INFORMATION GIVEN:
- Opening Delimiter -
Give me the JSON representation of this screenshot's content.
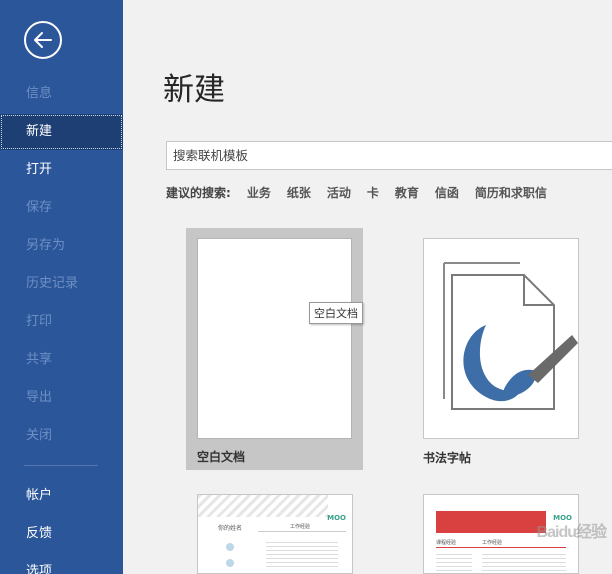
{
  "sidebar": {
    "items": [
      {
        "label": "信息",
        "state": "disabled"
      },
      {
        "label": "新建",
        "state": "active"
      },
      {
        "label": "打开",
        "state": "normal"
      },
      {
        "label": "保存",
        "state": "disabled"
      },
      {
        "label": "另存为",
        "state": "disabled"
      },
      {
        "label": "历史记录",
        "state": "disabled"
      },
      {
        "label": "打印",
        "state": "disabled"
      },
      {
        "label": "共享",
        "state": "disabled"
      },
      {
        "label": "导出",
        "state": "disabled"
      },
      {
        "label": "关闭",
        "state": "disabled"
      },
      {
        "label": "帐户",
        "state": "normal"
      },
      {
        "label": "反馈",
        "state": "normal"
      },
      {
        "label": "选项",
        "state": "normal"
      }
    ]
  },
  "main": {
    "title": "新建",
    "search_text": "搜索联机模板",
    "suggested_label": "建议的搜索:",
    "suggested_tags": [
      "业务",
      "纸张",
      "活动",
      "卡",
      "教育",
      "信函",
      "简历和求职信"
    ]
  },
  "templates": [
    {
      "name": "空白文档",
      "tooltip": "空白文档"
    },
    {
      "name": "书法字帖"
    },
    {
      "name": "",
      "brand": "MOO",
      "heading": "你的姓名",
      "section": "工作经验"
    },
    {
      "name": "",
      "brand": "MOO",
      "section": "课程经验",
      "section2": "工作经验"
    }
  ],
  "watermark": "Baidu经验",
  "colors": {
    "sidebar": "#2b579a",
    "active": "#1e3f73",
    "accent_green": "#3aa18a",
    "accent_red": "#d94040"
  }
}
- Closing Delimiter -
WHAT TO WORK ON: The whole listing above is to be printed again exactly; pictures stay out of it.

SOLUTION TO THIS PROBLEM:
Give me the JSON representation of this screenshot's content.
{
  "sidebar": {
    "items": [
      {
        "label": "信息",
        "state": "disabled"
      },
      {
        "label": "新建",
        "state": "active"
      },
      {
        "label": "打开",
        "state": "normal"
      },
      {
        "label": "保存",
        "state": "disabled"
      },
      {
        "label": "另存为",
        "state": "disabled"
      },
      {
        "label": "历史记录",
        "state": "disabled"
      },
      {
        "label": "打印",
        "state": "disabled"
      },
      {
        "label": "共享",
        "state": "disabled"
      },
      {
        "label": "导出",
        "state": "disabled"
      },
      {
        "label": "关闭",
        "state": "disabled"
      },
      {
        "label": "帐户",
        "state": "normal"
      },
      {
        "label": "反馈",
        "state": "normal"
      },
      {
        "label": "选项",
        "state": "normal"
      }
    ]
  },
  "main": {
    "title": "新建",
    "search_text": "搜索联机模板",
    "suggested_label": "建议的搜索:",
    "suggested_tags": [
      "业务",
      "纸张",
      "活动",
      "卡",
      "教育",
      "信函",
      "简历和求职信"
    ]
  },
  "templates": [
    {
      "name": "空白文档",
      "tooltip": "空白文档"
    },
    {
      "name": "书法字帖"
    },
    {
      "name": "",
      "brand": "MOO",
      "heading": "你的姓名",
      "section": "工作经验"
    },
    {
      "name": "",
      "brand": "MOO",
      "section": "课程经验",
      "section2": "工作经验"
    }
  ],
  "watermark": "Baidu经验",
  "colors": {
    "sidebar": "#2b579a",
    "active": "#1e3f73",
    "accent_green": "#3aa18a",
    "accent_red": "#d94040"
  }
}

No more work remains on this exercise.